--- Study material Enclosed Below ---
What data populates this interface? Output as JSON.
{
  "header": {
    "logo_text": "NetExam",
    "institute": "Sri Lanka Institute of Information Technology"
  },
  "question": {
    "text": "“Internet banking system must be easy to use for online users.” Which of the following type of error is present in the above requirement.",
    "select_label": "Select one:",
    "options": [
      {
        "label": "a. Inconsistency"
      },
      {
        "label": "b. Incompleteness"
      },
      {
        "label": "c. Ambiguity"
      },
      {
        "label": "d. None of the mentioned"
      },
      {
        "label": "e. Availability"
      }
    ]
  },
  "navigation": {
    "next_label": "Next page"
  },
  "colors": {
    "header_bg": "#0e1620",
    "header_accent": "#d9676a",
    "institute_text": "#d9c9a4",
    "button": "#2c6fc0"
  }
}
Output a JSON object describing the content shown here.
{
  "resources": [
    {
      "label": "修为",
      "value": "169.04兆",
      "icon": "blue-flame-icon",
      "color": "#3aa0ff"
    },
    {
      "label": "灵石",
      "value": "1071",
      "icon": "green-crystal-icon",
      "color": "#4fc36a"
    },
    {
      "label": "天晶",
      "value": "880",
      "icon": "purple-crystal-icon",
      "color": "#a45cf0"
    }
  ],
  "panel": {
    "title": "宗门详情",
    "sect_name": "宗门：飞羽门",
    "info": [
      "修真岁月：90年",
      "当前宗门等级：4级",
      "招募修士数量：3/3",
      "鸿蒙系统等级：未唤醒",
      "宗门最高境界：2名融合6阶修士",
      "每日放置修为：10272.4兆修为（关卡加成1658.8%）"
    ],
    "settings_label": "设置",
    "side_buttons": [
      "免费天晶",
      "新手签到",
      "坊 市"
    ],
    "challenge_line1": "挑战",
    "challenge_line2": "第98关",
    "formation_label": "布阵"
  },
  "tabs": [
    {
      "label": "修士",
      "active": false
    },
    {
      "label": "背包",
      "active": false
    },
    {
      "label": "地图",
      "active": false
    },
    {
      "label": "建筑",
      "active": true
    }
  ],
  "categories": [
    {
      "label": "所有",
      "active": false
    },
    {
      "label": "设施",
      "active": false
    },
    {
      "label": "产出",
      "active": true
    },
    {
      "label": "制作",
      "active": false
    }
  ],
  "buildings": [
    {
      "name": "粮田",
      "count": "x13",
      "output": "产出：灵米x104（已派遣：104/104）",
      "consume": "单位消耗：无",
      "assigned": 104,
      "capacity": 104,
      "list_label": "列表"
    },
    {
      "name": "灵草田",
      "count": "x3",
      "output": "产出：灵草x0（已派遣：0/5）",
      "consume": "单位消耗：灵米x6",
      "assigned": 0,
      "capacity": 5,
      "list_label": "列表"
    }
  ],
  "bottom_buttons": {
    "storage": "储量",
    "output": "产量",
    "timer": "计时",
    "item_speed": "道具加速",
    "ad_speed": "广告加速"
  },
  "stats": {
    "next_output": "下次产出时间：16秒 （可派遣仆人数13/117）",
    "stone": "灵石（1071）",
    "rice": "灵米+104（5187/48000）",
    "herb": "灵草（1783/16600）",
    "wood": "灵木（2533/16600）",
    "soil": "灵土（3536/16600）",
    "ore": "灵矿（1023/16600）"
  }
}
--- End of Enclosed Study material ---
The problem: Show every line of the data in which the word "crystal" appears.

Answer section:
      "icon": "green-crystal-icon",
      "icon": "purple-crystal-icon",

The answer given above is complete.